North Shore School District officials began weighing how to mitigate the impact of a possible settlement between Nassau County and LIPA on Monday, describing the move as one that could shortchange the district of millions.
LIPA and Nassau had been in a legal battle for a decade, seeking to lower its tax assessment on the Island Park power plant and Glenwood Landing site. Under Nassau’s proposed deal, LIPA’s tax bill on these properties would be halved over seven years.
North Shore School District, which encompasses Glenwood Landing, Glen Head, Sea Cliff, Brookville and parts of Roslyn Harbor and Greenvale, draws a considerable portion of its budget from LIPA.
About $17.6 million of the district’s $107.8 million budget – or 16.3 percent – comes from the taxed Glenwood Landing site and payments in lieu of taxes from four other properties, according to Superintendent of Schools Peter Giarrizzo.
Under the deal, Giarrizzo said it appears the Glenwood Landing plant and properties would be merged into one PILOT plan. Revenue would then shrink from $17.3 million to about $8.6 million over seven years, with a possibility of extending it another four years “if something happens with the site.”
“Come 21-22, we’re going to have some important decisions to make about how we’re going to make ends meet,” Giarrizzo said.
Giarizzo said that he has reached out to Nassau County Legislators Delia DeRiggi-Whitton and Joshua Lafazan, who represent portions of the district, and state Sen. James Gaughran.
“Once we have more clarity on the numbers, specifically related to the exact settlement, we can know what to ask,” Giarizzo said. “We’re at the point where we don’t have a clear path forward on what’s most helpful to the district.”
Trustees agreed that it would be ideal to reach out to legislators on an individual basis to underscore how important the revenue from LIPA is for sustaining programming and staff in the district.
Trustee Marianne Russo also asked if it is possible to apply for a waiver of the 2 percent tax cap in light of an unexpected change of the tax roll.
Russo also questioned whether or not the claim that a $39.9 million bond proposal was “tax neutral” in light of the LIPA news is still accurate, suggesting “it can’t possibly be neutral if you’re shifting the [tax] base.”

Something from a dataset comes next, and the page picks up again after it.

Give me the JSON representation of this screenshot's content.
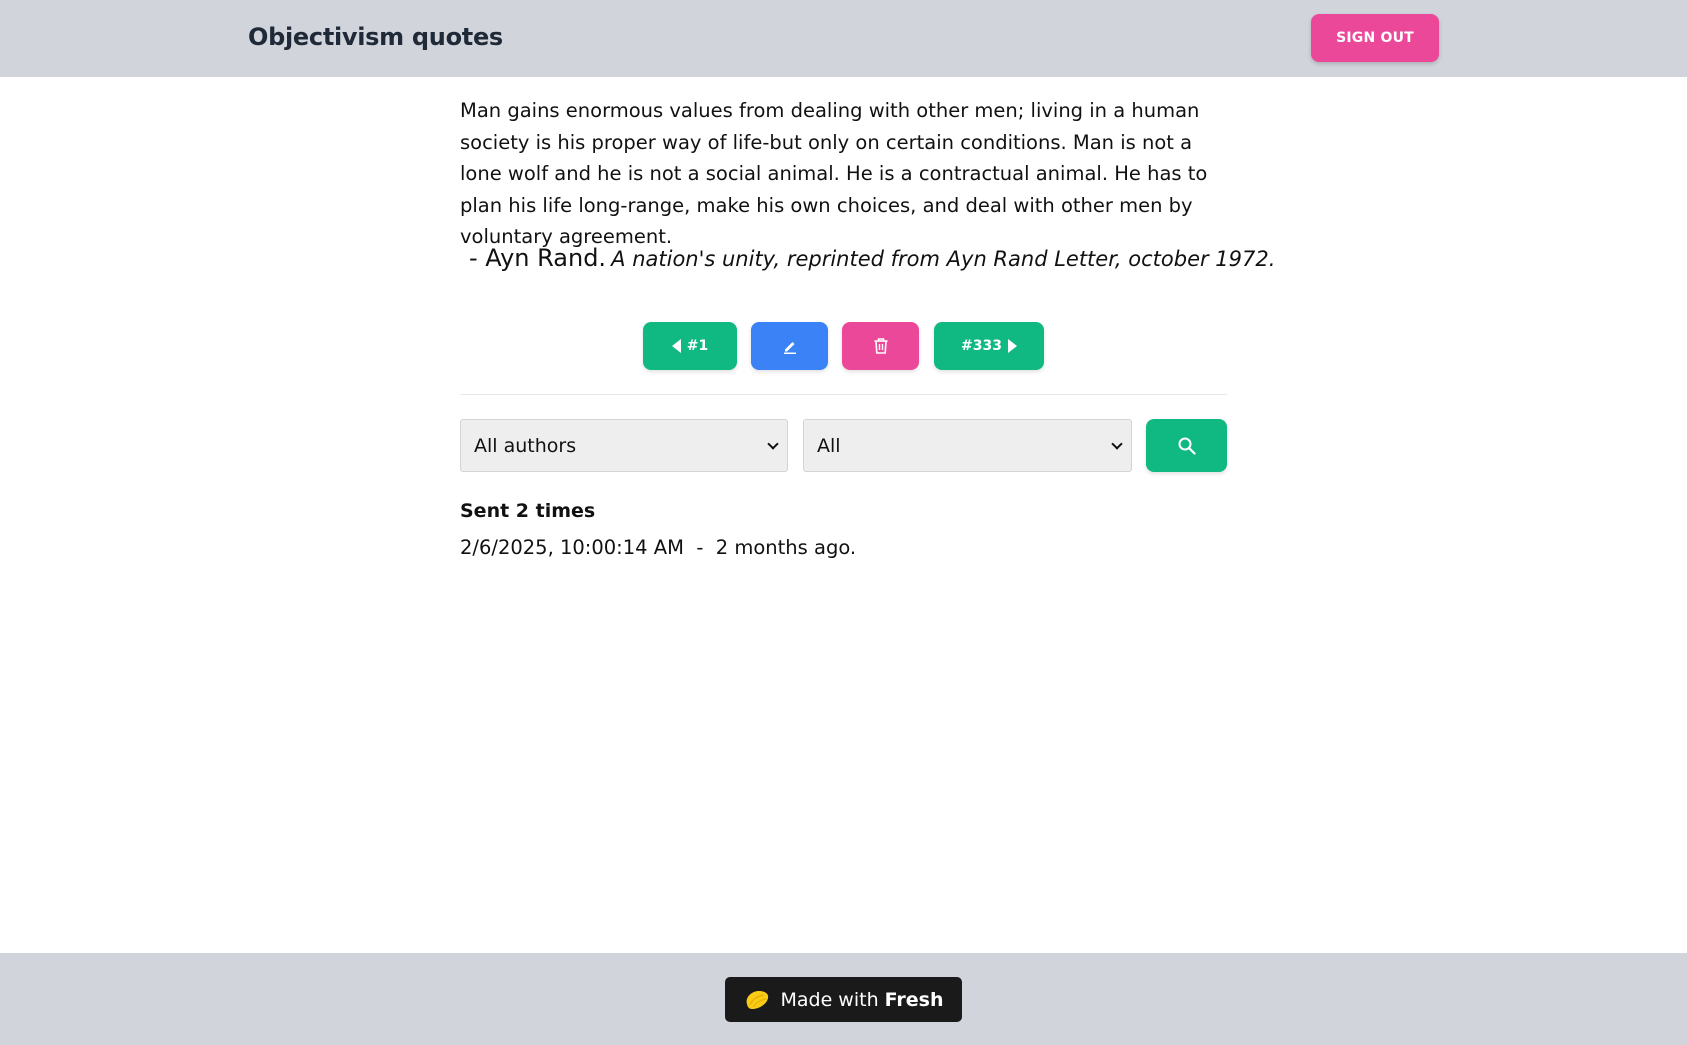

“I think our credibility is on the line,” Russo said, noting that the “base assumptions” have changed and they need to have an honest conversation with the public.

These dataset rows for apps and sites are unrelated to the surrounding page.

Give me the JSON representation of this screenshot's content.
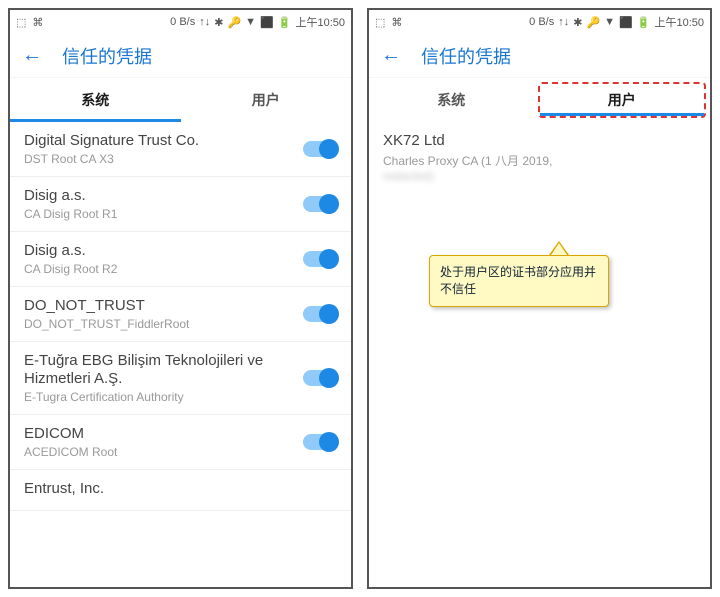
{
  "statusbar": {
    "left_icons": [
      "⬚",
      "⌘"
    ],
    "net_rate": "0 B/s",
    "glyphs": [
      "↑↓",
      "✱",
      "🔑",
      "▼",
      "⬛",
      "🔋"
    ],
    "time": "上午10:50"
  },
  "header": {
    "back": "←",
    "title": "信任的凭据"
  },
  "tabs": {
    "system": "系统",
    "user": "用户"
  },
  "left_phone": {
    "active_tab": "system",
    "certs": [
      {
        "name": "Digital Signature Trust Co.",
        "sub": "DST Root CA X3"
      },
      {
        "name": "Disig a.s.",
        "sub": "CA Disig Root R1"
      },
      {
        "name": "Disig a.s.",
        "sub": "CA Disig Root R2"
      },
      {
        "name": "DO_NOT_TRUST",
        "sub": "DO_NOT_TRUST_FiddlerRoot"
      },
      {
        "name": "E-Tuğra EBG Bilişim Teknolojileri ve Hizmetleri A.Ş.",
        "sub": "E-Tugra Certification Authority"
      },
      {
        "name": "EDICOM",
        "sub": "ACEDICOM Root"
      },
      {
        "name": "Entrust, Inc.",
        "sub": ""
      }
    ]
  },
  "right_phone": {
    "active_tab": "user",
    "certs": [
      {
        "name": "XK72 Ltd",
        "sub": "Charles Proxy CA (1 八月 2019,",
        "sub2_blurred": "redacted)"
      }
    ]
  },
  "callout": {
    "text": "处于用户区的证书部分应用并不信任"
  }
}
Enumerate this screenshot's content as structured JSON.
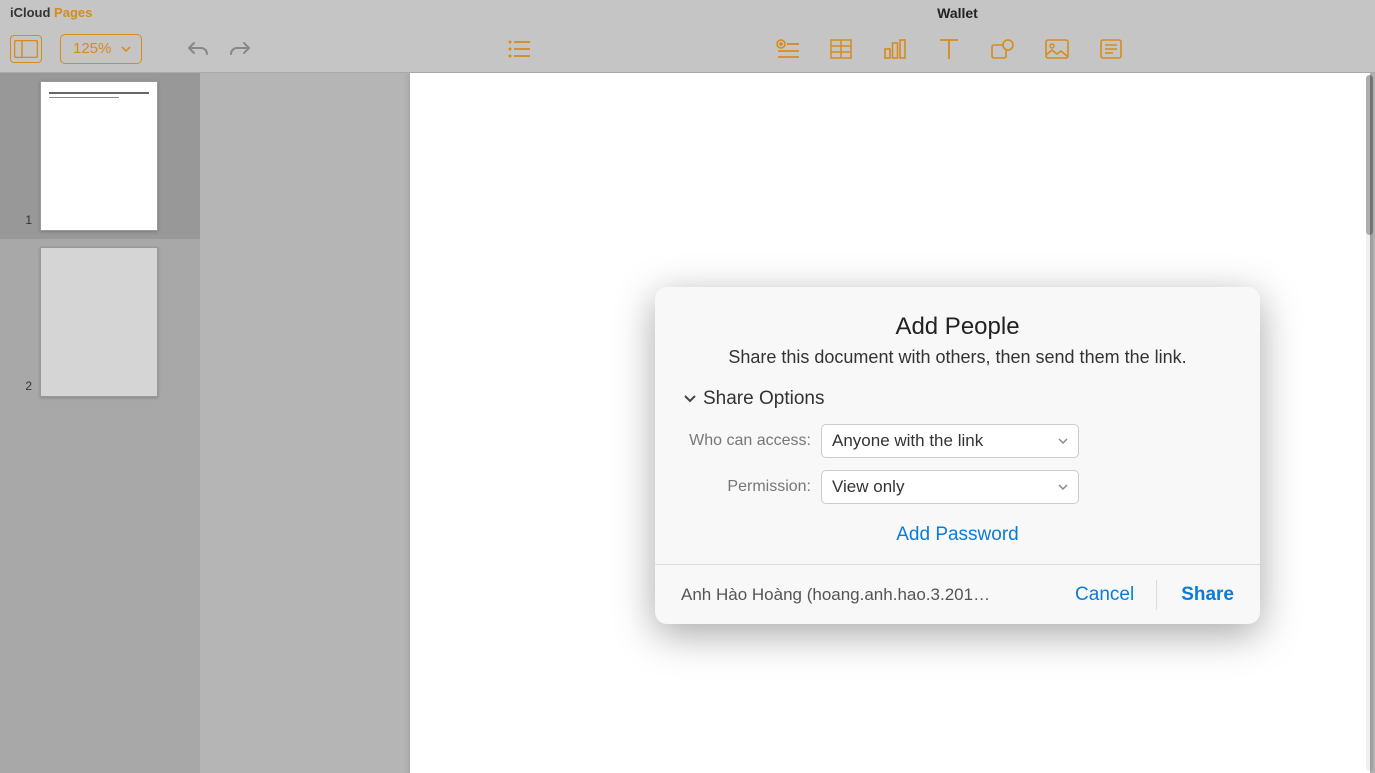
{
  "header": {
    "logo_prefix": "iCloud",
    "logo_suffix": " Pages",
    "doc_title": "Wallet"
  },
  "toolbar": {
    "zoom": "125%"
  },
  "thumbnails": {
    "pages": [
      {
        "num": "1",
        "selected": true,
        "has_content": true
      },
      {
        "num": "2",
        "selected": false,
        "has_content": false
      }
    ]
  },
  "modal": {
    "title": "Add People",
    "subtitle": "Share this document with others, then send them the link.",
    "options_heading": "Share Options",
    "access_label": "Who can access:",
    "access_value": "Anyone with the link",
    "permission_label": "Permission:",
    "permission_value": "View only",
    "add_password": "Add Password",
    "user": "Anh Hào Hoàng (hoang.anh.hao.3.201…",
    "cancel": "Cancel",
    "share": "Share"
  }
}
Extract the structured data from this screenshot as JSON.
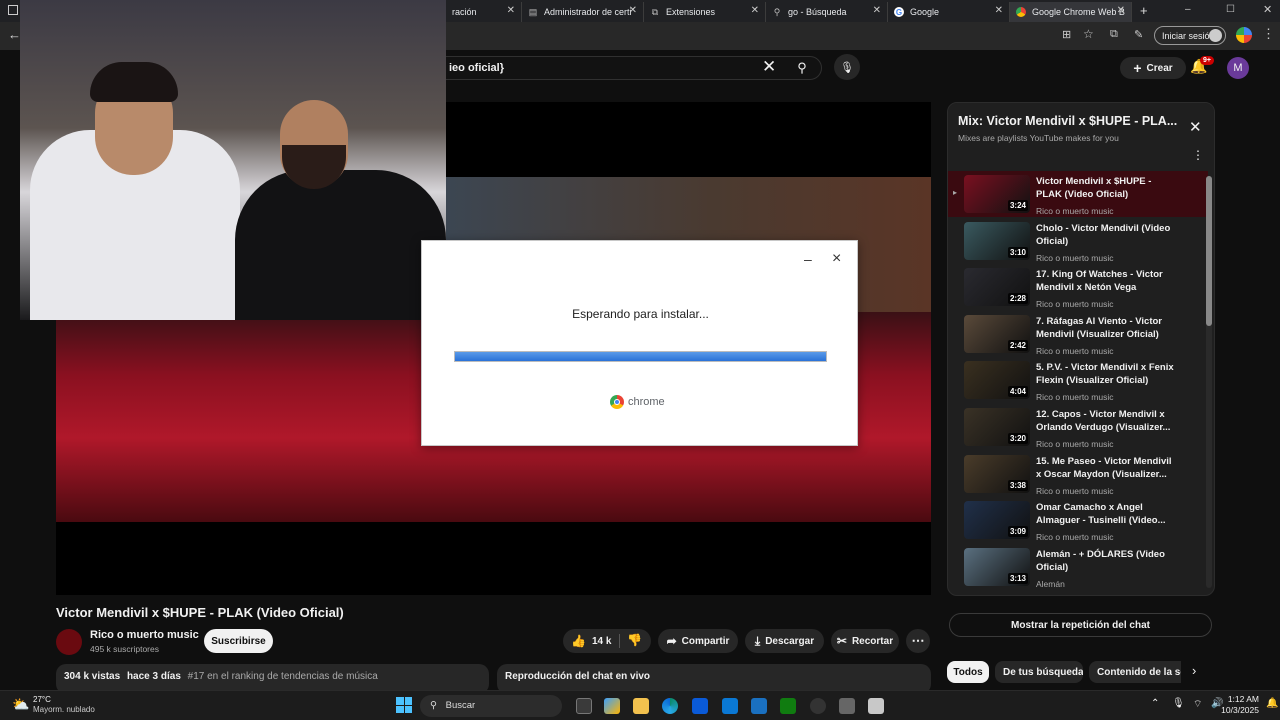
{
  "browser": {
    "tabs": [
      {
        "label": "ración",
        "icon": "generic-tab-icon"
      },
      {
        "label": "Administrador de certi",
        "icon": "page-icon"
      },
      {
        "label": "Extensiones",
        "icon": "puzzle-icon"
      },
      {
        "label": "go - Búsqueda",
        "icon": "search-icon"
      },
      {
        "label": "Google",
        "icon": "google-icon"
      },
      {
        "label": "Google Chrome Web B",
        "icon": "chrome-icon"
      }
    ],
    "new_tab": "+",
    "signin_label": "Iniciar sesión",
    "profile_initial": "M"
  },
  "youtube": {
    "search_value": "ieo oficial}",
    "create_label": "Crear",
    "notification_count": "9+",
    "avatar_initial": "M"
  },
  "dialog": {
    "title": "Esperando para instalar...",
    "brand": "chrome",
    "progress": 1.0,
    "minimize_glyph": "–",
    "close_glyph": "×"
  },
  "video": {
    "title": "Victor Mendivil x $HUPE - PLAK (Video Oficial)",
    "channel": "Rico o muerto music",
    "subscribers": "495 k suscriptores",
    "subscribe_label": "Suscribirse",
    "likes": "14 k",
    "share_label": "Compartir",
    "download_label": "Descargar",
    "clip_label": "Recortar",
    "views": "304 k vistas",
    "age": "hace 3 días",
    "ranking": "#17 en el ranking de tendencias de música",
    "chat_replay_panel": "Reproducción del chat en vivo"
  },
  "playlist": {
    "title": "Mix: Victor Mendivil x $HUPE - PLA...",
    "subtitle": "Mixes are playlists YouTube makes for you",
    "items": [
      {
        "title": "Victor Mendivil x $HUPE - PLAK (Video Oficial)",
        "channel": "Rico o muerto music",
        "duration": "3:24",
        "thumb": "#7a1020",
        "playing": true
      },
      {
        "title": "Cholo - Victor Mendivil (Video Oficial)",
        "channel": "Rico o muerto music",
        "duration": "3:10",
        "thumb": "#3a5a60",
        "playing": false
      },
      {
        "title": "17. King Of Watches - Victor Mendivil x Netón Vega",
        "channel": "Rico o muerto music",
        "duration": "2:28",
        "thumb": "#2a2a30",
        "playing": false
      },
      {
        "title": "7. Ráfagas Al Viento - Victor Mendivil (Visualizer Oficial)",
        "channel": "Rico o muerto music",
        "duration": "2:42",
        "thumb": "#5a4a3a",
        "playing": false
      },
      {
        "title": "5. P.V. - Victor Mendivil x Fenix Flexin (Visualizer Oficial)",
        "channel": "Rico o muerto music",
        "duration": "4:04",
        "thumb": "#3a3020",
        "playing": false
      },
      {
        "title": "12. Capos - Victor Mendivil x Orlando Verdugo (Visualizer...",
        "channel": "Rico o muerto music",
        "duration": "3:20",
        "thumb": "#3a3226",
        "playing": false
      },
      {
        "title": "15. Me Paseo - Victor Mendivil x Oscar Maydon (Visualizer...",
        "channel": "Rico o muerto music",
        "duration": "3:38",
        "thumb": "#4a3c2a",
        "playing": false
      },
      {
        "title": "Omar Camacho x Angel Almaguer - Tusinelli (Video...",
        "channel": "Rico o muerto music",
        "duration": "3:09",
        "thumb": "#20304a",
        "playing": false
      },
      {
        "title": "Alemán - + DÓLARES (Video Oficial)",
        "channel": "Alemán",
        "duration": "3:13",
        "thumb": "#5a7080",
        "playing": false
      }
    ],
    "show_chat_label": "Mostrar la repetición del chat"
  },
  "chips": [
    "Todos",
    "De tus búsquedas",
    "Contenido de la ser"
  ],
  "taskbar": {
    "weather_temp": "27°C",
    "weather_desc": "Mayorm. nublado",
    "search_label": "Buscar",
    "time": "1:12 AM",
    "date": "10/3/2025"
  },
  "colors": {
    "accent_red": "#ff0033",
    "progress_blue": "#2a72d8",
    "yt_bg": "#0f0f0f"
  }
}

Giarrizzo also said he consulted with counsel on the bond and fiscal advisors to ensure accuracy before sending out informational materials related to the bond.
Board President Sara Jones also said that if the bond is passed, it allows for some flexibility and that taxpayers are protected both by the tax cap and the way the bond is structured.

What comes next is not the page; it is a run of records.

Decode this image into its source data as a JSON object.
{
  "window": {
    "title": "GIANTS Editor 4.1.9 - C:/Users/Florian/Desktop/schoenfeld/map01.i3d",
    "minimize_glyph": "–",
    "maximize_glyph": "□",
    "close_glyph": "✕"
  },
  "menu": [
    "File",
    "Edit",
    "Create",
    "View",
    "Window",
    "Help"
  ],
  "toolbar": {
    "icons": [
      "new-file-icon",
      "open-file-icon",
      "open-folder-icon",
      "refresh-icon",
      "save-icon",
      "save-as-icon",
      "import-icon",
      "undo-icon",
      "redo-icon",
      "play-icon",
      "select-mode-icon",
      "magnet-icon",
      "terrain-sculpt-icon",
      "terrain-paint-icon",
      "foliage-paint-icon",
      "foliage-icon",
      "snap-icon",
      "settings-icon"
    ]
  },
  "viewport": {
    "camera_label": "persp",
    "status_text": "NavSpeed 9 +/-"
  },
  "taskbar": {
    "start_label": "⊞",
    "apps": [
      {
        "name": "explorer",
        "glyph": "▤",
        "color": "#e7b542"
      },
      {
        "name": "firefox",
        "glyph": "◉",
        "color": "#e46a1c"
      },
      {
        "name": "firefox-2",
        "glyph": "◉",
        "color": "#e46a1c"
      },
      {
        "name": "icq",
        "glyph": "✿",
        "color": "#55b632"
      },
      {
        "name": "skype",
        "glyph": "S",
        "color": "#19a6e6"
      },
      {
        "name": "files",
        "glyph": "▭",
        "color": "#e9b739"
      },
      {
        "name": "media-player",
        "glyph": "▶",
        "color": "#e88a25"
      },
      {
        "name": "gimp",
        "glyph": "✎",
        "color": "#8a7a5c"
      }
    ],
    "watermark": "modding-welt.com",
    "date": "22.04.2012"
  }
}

This is also just the start of a long conversation, she said.
“This is like the tiniest beginning of all the things we have to do to be open, to be transparent, and deal the best we can with preserving our programs and protecting our taxpayers,” Jones said.
In regards to the settlement impact, Board Vice President David Ludmar said it could be helpful to allow the use of reserves in a different way, “go leaner” on spending, and potentially set up a special reserve fund in wake of the LIPA settlement.
“This is a seven-year plan,” Ludmar said of the PILOT. “We’re talking about decades of managing and overseeing a school district for the grandchildren of the people who live here.”
Giarrizzo said having the ability to tap into other sources may be helpful, but as the total tax levy comes down and they start to use reserves, the impact of that may compound. They would need to find ways to replenish the reserves as possible, he also said, and investigate other streams of revenue.
The full discussion will be available on the school district website by the end of the week.